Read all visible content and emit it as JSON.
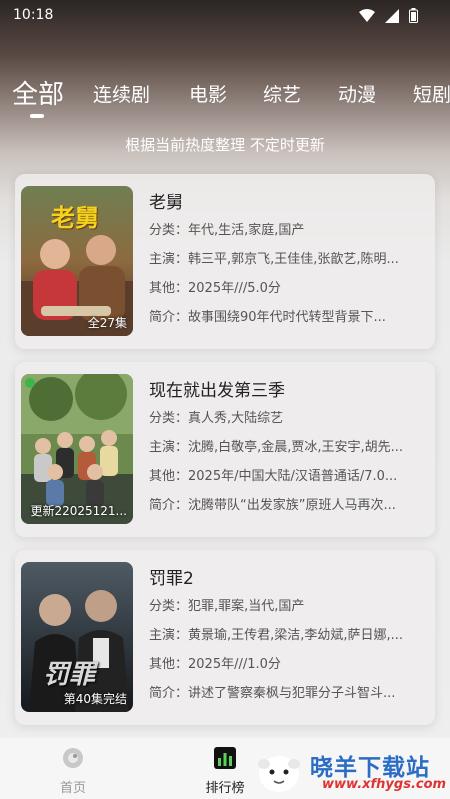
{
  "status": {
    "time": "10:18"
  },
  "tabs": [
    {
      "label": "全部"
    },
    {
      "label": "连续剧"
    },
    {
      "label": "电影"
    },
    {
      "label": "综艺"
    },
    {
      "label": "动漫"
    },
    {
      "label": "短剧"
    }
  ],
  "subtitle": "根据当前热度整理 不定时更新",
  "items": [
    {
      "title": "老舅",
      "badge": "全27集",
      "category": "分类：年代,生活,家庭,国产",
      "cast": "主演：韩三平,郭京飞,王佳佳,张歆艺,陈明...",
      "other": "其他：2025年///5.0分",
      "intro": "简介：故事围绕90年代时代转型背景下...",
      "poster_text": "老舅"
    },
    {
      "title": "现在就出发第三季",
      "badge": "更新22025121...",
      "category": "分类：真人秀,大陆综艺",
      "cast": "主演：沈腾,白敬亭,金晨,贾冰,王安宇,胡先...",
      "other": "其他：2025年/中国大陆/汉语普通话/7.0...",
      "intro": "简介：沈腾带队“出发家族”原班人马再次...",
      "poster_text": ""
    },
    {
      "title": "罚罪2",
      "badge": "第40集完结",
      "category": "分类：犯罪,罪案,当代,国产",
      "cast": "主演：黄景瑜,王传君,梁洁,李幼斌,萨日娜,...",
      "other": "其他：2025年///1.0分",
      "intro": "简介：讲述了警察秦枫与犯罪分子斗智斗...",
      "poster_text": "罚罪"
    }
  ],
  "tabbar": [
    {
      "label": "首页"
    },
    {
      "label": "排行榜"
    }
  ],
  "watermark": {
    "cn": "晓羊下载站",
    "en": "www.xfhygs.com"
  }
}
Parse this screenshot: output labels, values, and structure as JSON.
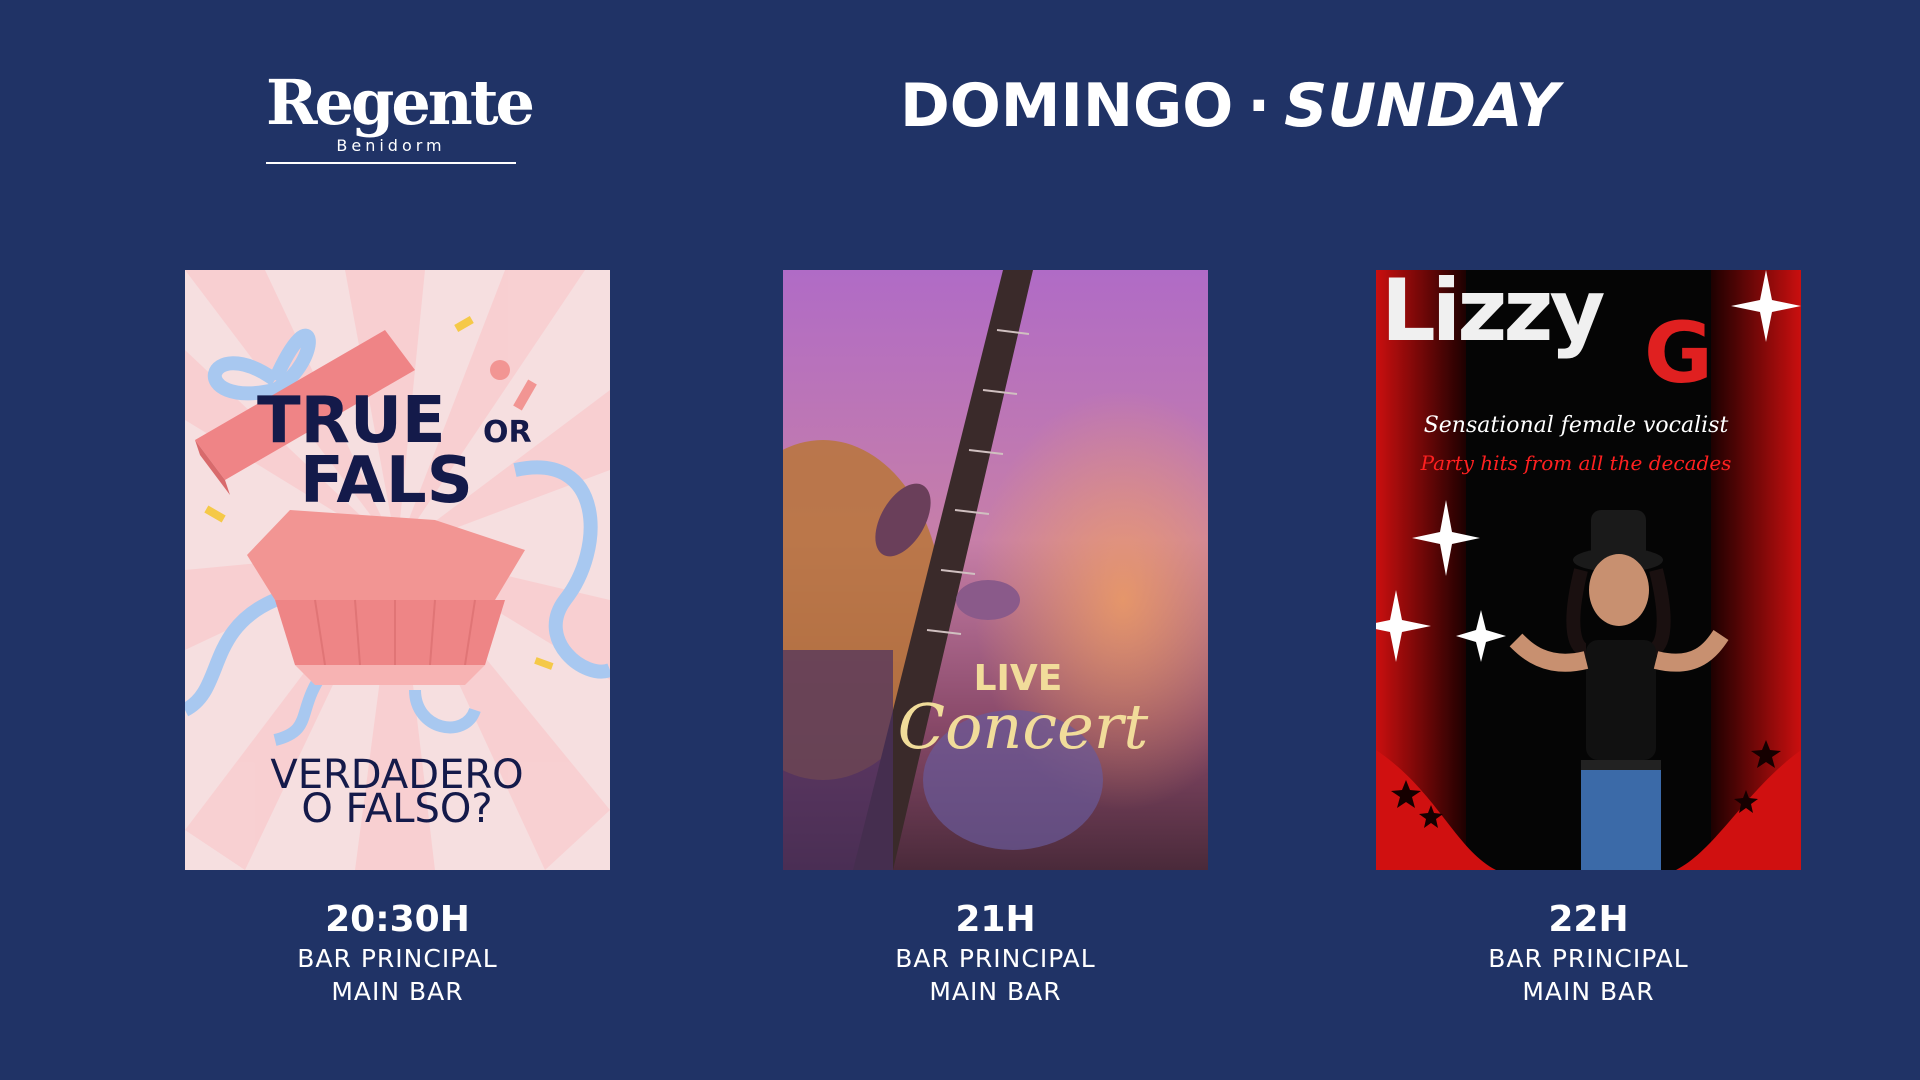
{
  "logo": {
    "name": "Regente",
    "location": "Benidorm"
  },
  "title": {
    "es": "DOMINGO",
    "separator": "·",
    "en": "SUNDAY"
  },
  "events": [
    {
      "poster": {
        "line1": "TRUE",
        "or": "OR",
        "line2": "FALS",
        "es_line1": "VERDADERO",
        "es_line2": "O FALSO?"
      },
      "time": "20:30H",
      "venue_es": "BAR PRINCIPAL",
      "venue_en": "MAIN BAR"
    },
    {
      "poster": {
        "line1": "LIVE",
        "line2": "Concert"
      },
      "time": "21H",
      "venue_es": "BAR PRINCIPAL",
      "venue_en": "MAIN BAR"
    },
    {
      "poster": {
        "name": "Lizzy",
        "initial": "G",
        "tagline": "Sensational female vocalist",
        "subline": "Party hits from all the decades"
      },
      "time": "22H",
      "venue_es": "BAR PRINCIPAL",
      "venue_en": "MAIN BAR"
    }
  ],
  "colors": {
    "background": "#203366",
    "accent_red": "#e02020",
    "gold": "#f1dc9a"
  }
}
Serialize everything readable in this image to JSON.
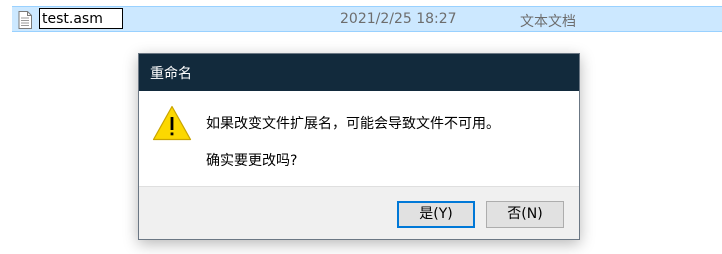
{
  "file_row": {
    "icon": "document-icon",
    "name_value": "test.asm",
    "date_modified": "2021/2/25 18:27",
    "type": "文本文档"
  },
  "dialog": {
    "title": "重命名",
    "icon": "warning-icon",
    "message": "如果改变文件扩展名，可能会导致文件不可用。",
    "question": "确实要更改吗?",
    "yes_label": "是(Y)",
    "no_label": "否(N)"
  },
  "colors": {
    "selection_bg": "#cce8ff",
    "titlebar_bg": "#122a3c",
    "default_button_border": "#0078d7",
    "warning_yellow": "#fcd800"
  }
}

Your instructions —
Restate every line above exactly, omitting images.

Worked solution —
Read all visible content and emit it as JSON.
{
  "status": {
    "time": "10:18"
  },
  "tabs": [
    {
      "label": "全部"
    },
    {
      "label": "连续剧"
    },
    {
      "label": "电影"
    },
    {
      "label": "综艺"
    },
    {
      "label": "动漫"
    },
    {
      "label": "短剧"
    }
  ],
  "subtitle": "根据当前热度整理 不定时更新",
  "items": [
    {
      "title": "老舅",
      "badge": "全27集",
      "category": "分类：年代,生活,家庭,国产",
      "cast": "主演：韩三平,郭京飞,王佳佳,张歆艺,陈明...",
      "other": "其他：2025年///5.0分",
      "intro": "简介：故事围绕90年代时代转型背景下...",
      "poster_text": "老舅"
    },
    {
      "title": "现在就出发第三季",
      "badge": "更新22025121...",
      "category": "分类：真人秀,大陆综艺",
      "cast": "主演：沈腾,白敬亭,金晨,贾冰,王安宇,胡先...",
      "other": "其他：2025年/中国大陆/汉语普通话/7.0...",
      "intro": "简介：沈腾带队“出发家族”原班人马再次...",
      "poster_text": ""
    },
    {
      "title": "罚罪2",
      "badge": "第40集完结",
      "category": "分类：犯罪,罪案,当代,国产",
      "cast": "主演：黄景瑜,王传君,梁洁,李幼斌,萨日娜,...",
      "other": "其他：2025年///1.0分",
      "intro": "简介：讲述了警察秦枫与犯罪分子斗智斗...",
      "poster_text": "罚罪"
    }
  ],
  "tabbar": [
    {
      "label": "首页"
    },
    {
      "label": "排行榜"
    }
  ],
  "watermark": {
    "cn": "晓羊下载站",
    "en": "www.xfhygs.com"
  }
}
Parse this screenshot: output labels, values, and structure as JSON.
{
  "logo": {
    "name": "Regente",
    "location": "Benidorm"
  },
  "title": {
    "es": "DOMINGO",
    "separator": "·",
    "en": "SUNDAY"
  },
  "events": [
    {
      "poster": {
        "line1": "TRUE",
        "or": "OR",
        "line2": "FALS",
        "es_line1": "VERDADERO",
        "es_line2": "O FALSO?"
      },
      "time": "20:30H",
      "venue_es": "BAR PRINCIPAL",
      "venue_en": "MAIN BAR"
    },
    {
      "poster": {
        "line1": "LIVE",
        "line2": "Concert"
      },
      "time": "21H",
      "venue_es": "BAR PRINCIPAL",
      "venue_en": "MAIN BAR"
    },
    {
      "poster": {
        "name": "Lizzy",
        "initial": "G",
        "tagline": "Sensational female vocalist",
        "subline": "Party hits from all the decades"
      },
      "time": "22H",
      "venue_es": "BAR PRINCIPAL",
      "venue_en": "MAIN BAR"
    }
  ],
  "colors": {
    "background": "#203366",
    "accent_red": "#e02020",
    "gold": "#f1dc9a"
  }
}
Serialize everything readable in this image to JSON.
{
  "file_row": {
    "icon": "document-icon",
    "name_value": "test.asm",
    "date_modified": "2021/2/25 18:27",
    "type": "文本文档"
  },
  "dialog": {
    "title": "重命名",
    "icon": "warning-icon",
    "message": "如果改变文件扩展名，可能会导致文件不可用。",
    "question": "确实要更改吗?",
    "yes_label": "是(Y)",
    "no_label": "否(N)"
  },
  "colors": {
    "selection_bg": "#cce8ff",
    "titlebar_bg": "#122a3c",
    "default_button_border": "#0078d7",
    "warning_yellow": "#fcd800"
  }
}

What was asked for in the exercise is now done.